“When you go to the stores, don’t just buy a ripe one, buy a few hard ones for the next two days,” Tom Silver, an avocado grower in northern New Brunswick, said Wednesday.
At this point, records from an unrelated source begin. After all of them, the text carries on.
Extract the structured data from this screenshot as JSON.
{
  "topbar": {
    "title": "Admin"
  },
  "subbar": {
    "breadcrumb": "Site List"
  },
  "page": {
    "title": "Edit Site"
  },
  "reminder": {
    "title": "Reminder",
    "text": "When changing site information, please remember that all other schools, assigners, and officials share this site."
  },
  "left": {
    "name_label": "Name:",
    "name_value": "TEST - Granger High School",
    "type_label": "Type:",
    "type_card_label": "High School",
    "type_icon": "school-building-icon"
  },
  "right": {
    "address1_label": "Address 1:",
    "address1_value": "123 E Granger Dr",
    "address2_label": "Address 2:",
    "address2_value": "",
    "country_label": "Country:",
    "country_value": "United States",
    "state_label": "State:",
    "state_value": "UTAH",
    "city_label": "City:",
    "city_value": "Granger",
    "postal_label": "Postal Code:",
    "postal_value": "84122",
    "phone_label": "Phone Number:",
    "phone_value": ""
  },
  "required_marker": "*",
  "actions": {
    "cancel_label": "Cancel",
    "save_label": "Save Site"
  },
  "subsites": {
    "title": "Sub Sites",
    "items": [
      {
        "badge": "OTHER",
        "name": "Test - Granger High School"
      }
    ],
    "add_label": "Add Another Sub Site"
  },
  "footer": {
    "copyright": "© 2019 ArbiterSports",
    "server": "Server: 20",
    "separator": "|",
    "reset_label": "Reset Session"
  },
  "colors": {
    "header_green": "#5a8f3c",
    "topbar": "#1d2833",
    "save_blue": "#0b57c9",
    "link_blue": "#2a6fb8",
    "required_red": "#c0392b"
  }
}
South Wales.
Mr Silver, who is also director of Tamborine and Northern Rivers at Avocados Australia, said there were currently up to 450,000 trays of avocados in circulation in Australia, an increase of nearly 200,000 on 2020.
He said that although he has created a “very large supply” of avocados, the quality “remains very high”.
Mr Silver said it was difficult to say precisely how much the price of avocados had fallen on the East Coast due to the glut, but said farmers had “taken a knock on the door”.
He said the cost of fertilizers had doubled, while freight and gasoline prices continued to soar.
“That cost has to be borne by the farmers – that’s the nature of the relationship,” said Silver.
He said while most avocado growers had been spared the worst recent floods, the current problem was another setback to the floods experienced earlier in the year.
Mr Silver said the industry’s massive expansion was pervasive across Australia’s major avocado-growing regions, such as Bundaberg, south-east Queensland, northern New South Wales, Mildura and the southwest of Western Australia.
Sydney-based nutritionist Kristen Beck said the nutritional benefits of avocados remain “underrecognized”.
“They have so many health benefits,” Ms. Beck said.
She said “solid” scientific research has shown the benefits of avocados to help with weight loss, maintain a healthy weight, and control your waistline.
Ms Beck said avocados are full of healthy fats that fight inflammation and it was a common myth that the fruit could lead to weight gain.
“Eating avocados enhances the absorption of healthy nutrients in other fruits and vegetables,” Ms. Beck said.
While one of her favorite ways to eat avocados is the Australian classic – with a poached egg on toast, Ms Beck said it was possible to get creative, with prices as low as they are.
“You can put them in smoothies – there’s even a great recipe for avocado ice cream with dates.”
Ms Beck said a healthy adult can easily eat up to one avocado a day, as long as they maintain a healthy variety in their diet.